There is more than a whiff of desperation about the selections: Borussia Dortmund’s Erik Durm hasn’t played at all during the first half of the Bundesliga season, while Schalke 04’s Benedikt Höwedes – the third-most experienced of the ten with thirty-two caps – has struggled for both form and fitness since the summer of 2014. To put things into context, Höwedes has only made three international appearances since the World Cup final – and just one in all of 2015.
With the exception of Boateng and his central defensive partner Mats Hummels, there are no real world-beaters in this group. While there is plenty of potential, nobody among the remaining eight names have really set the world alight in the Schwarz und Weiß. This will continue to be the biggest problem for the coach as he looks to fine-tune things ahead of the Euros.
If this German squad lacks depth in defence, there are an abundance of riches in midfield. Twelve players have been named in this preliminary squad, and I am sure everybody can name at least one player who could have made this initial shortlist. Schalke duo Leroy Sané and Max Meyer and Eintracht Frankfurt stalwart Alex Meier to name but three.
Given the number of established stars and up-and-coming players available, some may accuse the coach of picking his established favourites. the almost ubiquitous Lukas Podolski looks set to creep closer to Lothar Matthäus’ record of 150 international caps, while the out of form André Schürrle also gets the nod.
If the defence lacks depth of experience, the midfield picks have plenty.

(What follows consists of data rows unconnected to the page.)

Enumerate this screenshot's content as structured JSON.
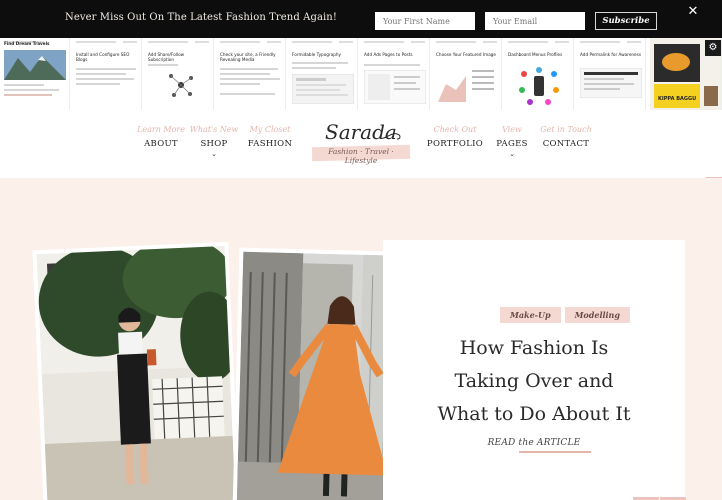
{
  "optin": {
    "message": "Never Miss Out On The Latest Fashion Trend Again!",
    "first_name_placeholder": "Your First Name",
    "email_placeholder": "Your Email",
    "subscribe_label": "Subscribe",
    "close_label": "✕"
  },
  "thumbnails": [
    {
      "title": "Find Dream Travels"
    },
    {
      "title": "Install and Configure SEO Blogs"
    },
    {
      "title": "Add Share/Follow Subscription"
    },
    {
      "title": "Check your site, a Friendly Revealing Media"
    },
    {
      "title": "Formidable Typography"
    },
    {
      "title": "Add Ads Pages to Posts"
    },
    {
      "title": "Choose Your Featured Image"
    },
    {
      "title": "Dashboard Menus Profiles"
    },
    {
      "title": "Add Permalink for Awareness"
    },
    {
      "title": "KIPPA BAGGU"
    }
  ],
  "settings_icon": "⚙",
  "nav": {
    "left": [
      {
        "sub": "Learn More",
        "label": "ABOUT",
        "has_dropdown": false
      },
      {
        "sub": "What's New",
        "label": "SHOP",
        "has_dropdown": true
      },
      {
        "sub": "My Closet",
        "label": "FASHION",
        "has_dropdown": false
      }
    ],
    "right": [
      {
        "sub": "Check Out",
        "label": "PORTFOLIO",
        "has_dropdown": false
      },
      {
        "sub": "View",
        "label": "PAGES",
        "has_dropdown": true
      },
      {
        "sub": "Get in Touch",
        "label": "CONTACT",
        "has_dropdown": false
      }
    ],
    "chevron": "⌄"
  },
  "logo": {
    "brand": "Sarada",
    "tagline": "Fashion · Travel · Lifestyle"
  },
  "feature": {
    "tags": [
      "Make-Up",
      "Modelling"
    ],
    "headline_lines": [
      "How Fashion Is",
      "Taking Over and",
      "What to Do About It"
    ],
    "read_label": "READ the ARTICLE"
  },
  "colors": {
    "accent_pink": "#f4d9d3",
    "nav_script": "#e6b6ad",
    "hero_bg": "#fbf0ea",
    "bar_bg": "#0d0d0d"
  }
}
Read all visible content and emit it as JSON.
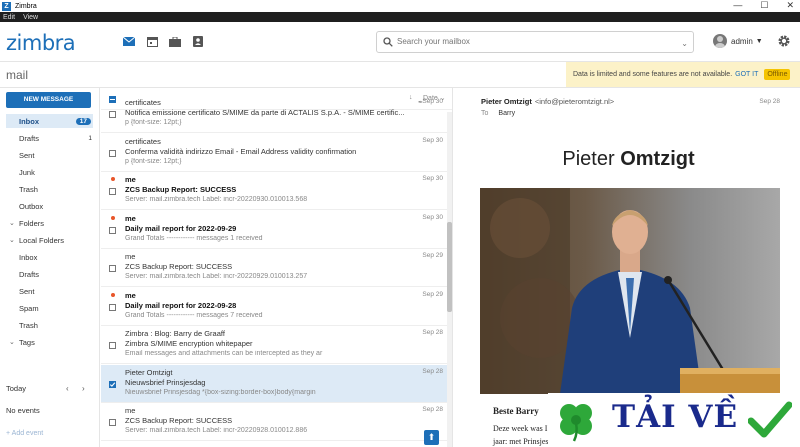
{
  "window": {
    "title": "Zimbra",
    "logo_letter": "Z",
    "controls": [
      "—",
      "☐",
      "✕"
    ]
  },
  "menubar": [
    "Edit",
    "View"
  ],
  "header": {
    "brand": "zimbra",
    "apps": [
      "mail-icon",
      "calendar-icon",
      "briefcase-icon",
      "contacts-icon"
    ],
    "search_placeholder": "Search your mailbox",
    "user": "admin"
  },
  "breadcrumb": "mail",
  "notice": {
    "text": "Data is limited and some features are not available.",
    "action": "GOT IT",
    "badge": "Offline"
  },
  "sidebar": {
    "new_message": "NEW MESSAGE",
    "folders": [
      {
        "label": "Inbox",
        "count": "17",
        "selected": true
      },
      {
        "label": "Drafts",
        "count": "1"
      },
      {
        "label": "Sent",
        "count": ""
      },
      {
        "label": "Junk",
        "count": ""
      },
      {
        "label": "Trash",
        "count": ""
      },
      {
        "label": "Outbox",
        "count": ""
      },
      {
        "label": "Folders",
        "count": "",
        "chevron": true
      },
      {
        "label": "Local Folders",
        "count": "",
        "chevron": true
      },
      {
        "label": "Inbox",
        "count": ""
      },
      {
        "label": "Drafts",
        "count": ""
      },
      {
        "label": "Sent",
        "count": ""
      },
      {
        "label": "Spam",
        "count": ""
      },
      {
        "label": "Trash",
        "count": ""
      },
      {
        "label": "Tags",
        "count": "",
        "chevron": true
      }
    ],
    "today": "Today",
    "no_events": "No events",
    "add_event": "+ Add event"
  },
  "list": {
    "sort_label": "Date",
    "messages": [
      {
        "sender": "certificates",
        "subject": "Notifica emissione certificato S/MIME da parte di ACTALIS S.p.A. - S/MIME certific...",
        "preview": "p {font-size: 12pt;}",
        "date": "Sep 30",
        "unread": false,
        "dot": false
      },
      {
        "sender": "certificates",
        "subject": "Conferma validità indirizzo Email - Email Address validity confirmation",
        "preview": "p {font-size: 12pt;}",
        "date": "Sep 30",
        "unread": false,
        "dot": false
      },
      {
        "sender": "me",
        "subject": "ZCS Backup Report: SUCCESS",
        "preview": "Server: mail.zimbra.tech Label: incr-20220930.010013.568",
        "date": "Sep 30",
        "unread": true,
        "dot": true
      },
      {
        "sender": "me",
        "subject": "Daily mail report for 2022-09-29",
        "preview": "Grand Totals ------------ messages 1 received",
        "date": "Sep 30",
        "unread": true,
        "dot": true
      },
      {
        "sender": "me",
        "subject": "ZCS Backup Report: SUCCESS",
        "preview": "Server: mail.zimbra.tech Label: incr-20220929.010013.257",
        "date": "Sep 29",
        "unread": false,
        "dot": false
      },
      {
        "sender": "me",
        "subject": "Daily mail report for 2022-09-28",
        "preview": "Grand Totals ------------ messages 7 received",
        "date": "Sep 29",
        "unread": true,
        "dot": true
      },
      {
        "sender": "Zimbra : Blog: Barry de Graaff",
        "subject": "Zimbra S/MIME encryption whitepaper",
        "preview": "Email messages and attachments can be intercepted as they ar",
        "date": "Sep 28",
        "unread": false,
        "dot": false
      },
      {
        "sender": "Pieter Omtzigt",
        "subject": "Nieuwsbrief Prinsjesdag",
        "preview": "Nieuwsbrief Prinsjesdag *{box-sizing:border-box}body{margin",
        "date": "Sep 28",
        "unread": false,
        "dot": false,
        "selected": true
      },
      {
        "sender": "me",
        "subject": "ZCS Backup Report: SUCCESS",
        "preview": "Server: mail.zimbra.tech Label: incr-20220928.010012.886",
        "date": "Sep 28",
        "unread": false,
        "dot": false
      }
    ]
  },
  "reading": {
    "from_name": "Pieter Omtzigt",
    "from_email": "<info@pieteromtzigt.nl>",
    "date": "Sep 28",
    "to_label": "To",
    "to": "Barry",
    "title_light": "Pieter",
    "title_bold": "Omtzigt",
    "greeting": "Beste Barry",
    "body_line1": "Deze week was I",
    "body_line2": "jaar: met Prinsjesdag kondigt de regering de plannen aan voor het komende jaar."
  },
  "watermark": {
    "text": "TẢI VỀ"
  },
  "colors": {
    "brand": "#1d6fb8",
    "unread_dot": "#e8562a",
    "notice_bg": "#fcf2c8",
    "selection": "#ddeaf6"
  }
}
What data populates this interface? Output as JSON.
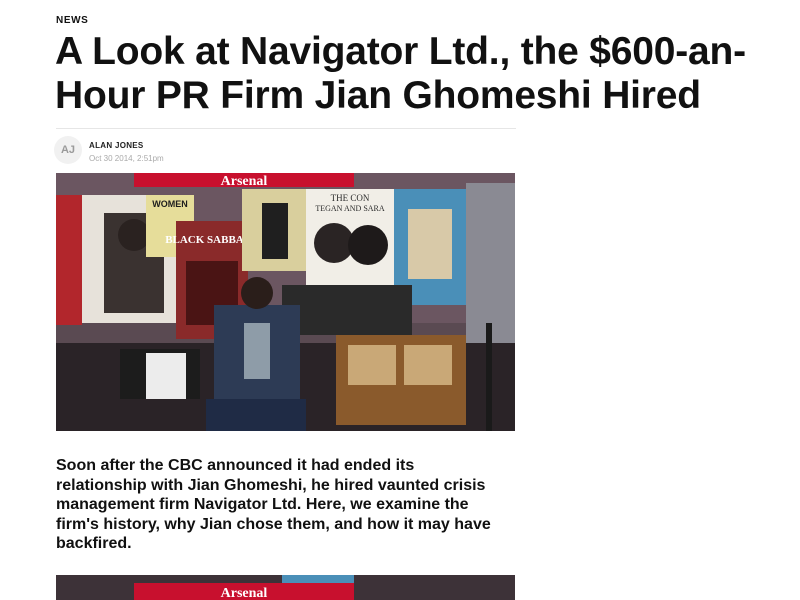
{
  "article": {
    "section": "NEWS",
    "headline": "A Look at Navigator Ltd., the $600-an-Hour PR Firm Jian Ghomeshi Hired",
    "author": {
      "initials": "AJ",
      "name": "ALAN JONES",
      "timestamp": "Oct 30 2014, 2:51pm"
    },
    "hero_image": {
      "banner_text": "Arsenal",
      "posters": {
        "women": "WOMEN",
        "black_sabbath": "BLACK SABBATH",
        "con": "THE CON",
        "tegan_sara": "TEGAN AND SARA"
      }
    },
    "summary": "Soon after the CBC announced it had ended its relationship with Jian Ghomeshi, he hired vaunted crisis management firm Navigator Ltd. Here, we examine the firm's history, why Jian chose them, and how it may have backfired.",
    "second_image": {
      "banner_text": "Arsenal"
    }
  },
  "colors": {
    "text": "#111111",
    "muted": "#a9a9a9",
    "banner_red": "#c8102e"
  }
}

In addition to centurions Podolski and skipper Bastian Schweinsteiger, there are four other players with more than fifty international appearances – with Schürrle one game short on forty-nine.
The squad is completed by the forwards, with the recalled Mario Gómez among the four men selected. Having donned the Nationaltrikot for the first time in more than a year against France in Paris at the end of last year – only his second international in more than two years – the experienced striker has had something of a resurgence in Turkey with Beşiktaş.
Gómez is the only out and out striker among the four, and his return to fitness is a welcome boost for the team – particularly after the retirement of all-time leading scorer Miroslav Klose which has left the squad without a genuine front man. It remains to be seen whether the coach will play a system that truly accommodated an orthodox number nine, but a fit and hungry Gómez will certainly give him and the team additional attacking options next year in France.
Bernd Leno (Bayer 04 Leverkusen, 0/0)
Manuel Neuer (FC Bayern München, 63/0)
Marc-André ter Stegen (FC Barcelona, 4/0)
Kevin Trapp (Paris Saint-Germain, 0/0)
Ron-Robert Zieler (Hannover 96, 6/0)
Jérôme Boateng (FC Bayern München, 57/0)
Emre Can (Liverpool FC, 3/0)
Erik Durm (BV 09 Borussia Dortmund, 7/0)
Matthias Ginter (BV 09 Borussia Dortmund, 8/0)
Jonas Hector (1. FC Köln, 10/0)
Benedikt Höwedes (FC Schalke 04, 32/2)
Mats Hummels (BV 09 Borussia Dortmund, 44/4)
Shkodran Mustafi (Valencia CF, 9/0)
Antonio Rüdiger (AS Roma, 7/0)
Sebastian Rudy (TSG 1899 Hoffenheim, 9/0)
Karim Bellarabi (Bayer 04 Leverkusen, 10/1)
Julian Draxler (VfL Wolfsburg, 16/1)
Ilkay Gündogan (BV 09 Borussia Dortmund, 16/4)
Sami Khedira (Juventus Torino, 57/5)
Christoph Kramer (Bayer 04 Leverkusen, 11/0)
Toni Kroos (Real Madrid CF, 62/9)
Thomas Müller (FC Bayern München, 68/31)
Mesut Özil (Arsenal FC, 70/18)
Lukas Podolski (Galatasaray S.K., 126/48)
Marco Reus (BV 09 Borussia Dortmund, 27/9)
André Schürrle (VfL Wolfsburg, 49/20)
Bastian Schweinsteiger (Manchester United FC, 114/23)
Mario Gómez (Beşiktaş J.K, 61/25)
Mario Götze (FC Bayern München, 48/16)
Max Kruse (VfL Wolfsburg, 14/4)
Kevin Volland (TSG 1899 Hoffenheim, 5/0)